Early on in our philanthropic journey, my wife and I became aware of something I started to call Philanthropic Colonialism. I noticed that a donor had the urge to “save the day” in some fashion. People (including me) who had very little knowledge of a particular place would think that they could solve a local problem. Whether it involved farming methods, education practices, job training or business development, over and over I would hear people discuss transplanting what worked in one setting directly into another with little regard for culture, geography or societal norms.Often the results of our decisions had unintended consequences; distributing condoms to stop the spread of AIDS in a brothel area ended up creating a higher price for unprotected sex...
He thinks modern philanthropy is part of the problem because it perpetuates the current system. He says he's not calling for the end of capitalism but for humanism. His column strikes me as the utopianism, idealism we often see on the left - detachment from reality.
Philanthropy has become the “it” vehicle to level the playing field and has generated a growing number of gatherings, workshops and affinity groups.
As more lives and communities are destroyed by the system that creates vast amounts of wealth for the few, the more heroic it sounds to “give back.” It’s what I would call “conscience laundering” — feeling better about accumulating more than any one person could possibly need to live on by sprinkling a little around as an act of charity.
But this just keeps the existing structure of inequality in place. The rich sleep better at night, while others get just enough to keep the pot from boiling over. Nearly every time someone feels better by doing good, on the other side of the world (or street), someone else is further locked into a system that will not allow the true flourishing of his or her nature or the opportunity to live a joyful and fulfilled life.
And with more business-minded folks getting into the act, business principles are trumpeted as an important element to add to the philanthropic sector. I now hear people ask, “what’s the R.O.I.?” when it comes to alleviating human suffering, as if return on investment were the only measure of success. Microlending and financial literacy (now I’m going to upset people who are wonderful folks and a few dear friends) — what is this really about? People will certainly learn how to integrate into our system of debt and repayment with interest. People will rise above making $2 a day to enter our world of goods and services so they can buy more. But doesn’t all this just feed the beast?
I’m really not calling for an end to capitalism; I’m calling for humanism.
He notes that charity can't ultimately solve the problems of society. I suspect that's because it can't.
Often I hear people say, “if only they had what we have” (clean water, access to health products and free markets, better education, safer living conditions). Yes, these are all important. But no “charitable” (I hate that word) intervention can solve any of these issues. It can only kick the can down the road.
My wife and I know we don’t have the answers, but we do know how to listen. As we learn, we will continue to support conditions for systemic change.It’s time for a new operating system. Not a 2.0 or a 3.0, but something built from the ground up. New code.
What we have is a crisis of imagination.
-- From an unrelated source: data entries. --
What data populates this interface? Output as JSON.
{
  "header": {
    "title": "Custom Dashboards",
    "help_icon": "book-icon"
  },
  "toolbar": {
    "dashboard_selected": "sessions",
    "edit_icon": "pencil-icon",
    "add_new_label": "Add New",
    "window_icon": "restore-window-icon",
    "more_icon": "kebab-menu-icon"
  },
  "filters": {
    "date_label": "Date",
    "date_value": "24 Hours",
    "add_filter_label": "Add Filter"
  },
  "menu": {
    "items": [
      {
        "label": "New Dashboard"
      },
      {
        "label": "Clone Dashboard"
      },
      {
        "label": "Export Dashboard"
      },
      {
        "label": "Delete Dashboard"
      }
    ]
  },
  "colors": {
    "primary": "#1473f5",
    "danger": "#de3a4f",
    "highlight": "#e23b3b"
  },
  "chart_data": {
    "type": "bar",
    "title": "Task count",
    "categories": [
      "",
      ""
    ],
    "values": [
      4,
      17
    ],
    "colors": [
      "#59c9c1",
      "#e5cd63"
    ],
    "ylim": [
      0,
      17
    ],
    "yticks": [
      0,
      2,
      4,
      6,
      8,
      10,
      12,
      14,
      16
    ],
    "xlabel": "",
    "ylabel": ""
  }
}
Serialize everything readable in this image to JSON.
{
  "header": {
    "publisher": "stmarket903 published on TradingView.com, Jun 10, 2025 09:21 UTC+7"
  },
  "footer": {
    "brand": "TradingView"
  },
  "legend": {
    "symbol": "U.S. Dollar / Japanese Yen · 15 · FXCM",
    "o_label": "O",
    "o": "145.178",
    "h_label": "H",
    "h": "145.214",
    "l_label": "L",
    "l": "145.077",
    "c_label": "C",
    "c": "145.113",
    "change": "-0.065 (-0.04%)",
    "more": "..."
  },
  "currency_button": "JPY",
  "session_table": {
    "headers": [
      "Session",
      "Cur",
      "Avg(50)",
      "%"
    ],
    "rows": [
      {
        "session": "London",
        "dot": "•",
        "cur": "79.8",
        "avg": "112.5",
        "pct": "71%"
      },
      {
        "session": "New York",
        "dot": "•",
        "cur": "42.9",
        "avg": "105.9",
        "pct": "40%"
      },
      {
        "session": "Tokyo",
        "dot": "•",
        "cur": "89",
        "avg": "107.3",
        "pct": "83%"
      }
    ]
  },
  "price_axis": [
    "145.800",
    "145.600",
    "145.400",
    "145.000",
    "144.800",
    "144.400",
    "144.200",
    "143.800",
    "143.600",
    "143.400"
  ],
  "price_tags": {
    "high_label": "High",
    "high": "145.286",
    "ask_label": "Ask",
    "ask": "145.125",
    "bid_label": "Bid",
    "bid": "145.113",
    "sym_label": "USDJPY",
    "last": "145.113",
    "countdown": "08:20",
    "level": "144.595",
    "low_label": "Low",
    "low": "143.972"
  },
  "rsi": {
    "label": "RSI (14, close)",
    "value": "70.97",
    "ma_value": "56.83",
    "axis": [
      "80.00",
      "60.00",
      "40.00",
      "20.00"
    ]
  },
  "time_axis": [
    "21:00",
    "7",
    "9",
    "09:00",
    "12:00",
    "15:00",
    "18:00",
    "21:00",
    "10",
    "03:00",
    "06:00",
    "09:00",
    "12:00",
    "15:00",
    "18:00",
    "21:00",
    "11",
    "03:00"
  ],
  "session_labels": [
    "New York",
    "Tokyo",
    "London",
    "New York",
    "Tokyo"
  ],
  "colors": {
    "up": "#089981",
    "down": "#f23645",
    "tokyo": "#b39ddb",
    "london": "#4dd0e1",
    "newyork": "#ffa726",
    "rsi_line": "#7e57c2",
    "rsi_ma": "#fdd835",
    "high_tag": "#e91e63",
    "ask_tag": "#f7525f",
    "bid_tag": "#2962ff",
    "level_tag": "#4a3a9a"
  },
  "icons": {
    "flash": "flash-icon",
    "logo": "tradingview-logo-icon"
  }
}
Albert Einstein said that you cannot solve a problem with the same mind-set that created it. Foundation dollars should be the best “risk capital” out there.
There are people working hard at showing examples of other ways to live in a functioning society that truly creates greater prosperity for all (and I don’t mean more people getting to have more stuff).
Money should be spent trying out concepts that shatter current structures and systems that have turned much of the world into one vast market. Is progress really Wi-Fi on every street corner? No. It’s when no 13-year-old girl on the planet gets sold for sex. But as long as most folks are patting themselves on the back for charitable acts, we’ve got a perpetual poverty machine.
It’s an old story; we really need a new one.
I think his analysis could be better be applied to government where you really see utopianism really at play. And what's worse it done by involuntarily taking people's money. At least with charity, it's done voluntarily.
I think his real issue is with fallen, human nature. The problem of sin in the world. The only way to address that is change the human heart. However, he's stuck in dealing with the externals. If you focus on just the symptoms you'll never address the core problem. Whatever system one uses. Yes, we need to deal with the symptoms but the heart issues need to addressed as well. And of course, that's where churches and ministries come into play which are of course viewed as charities.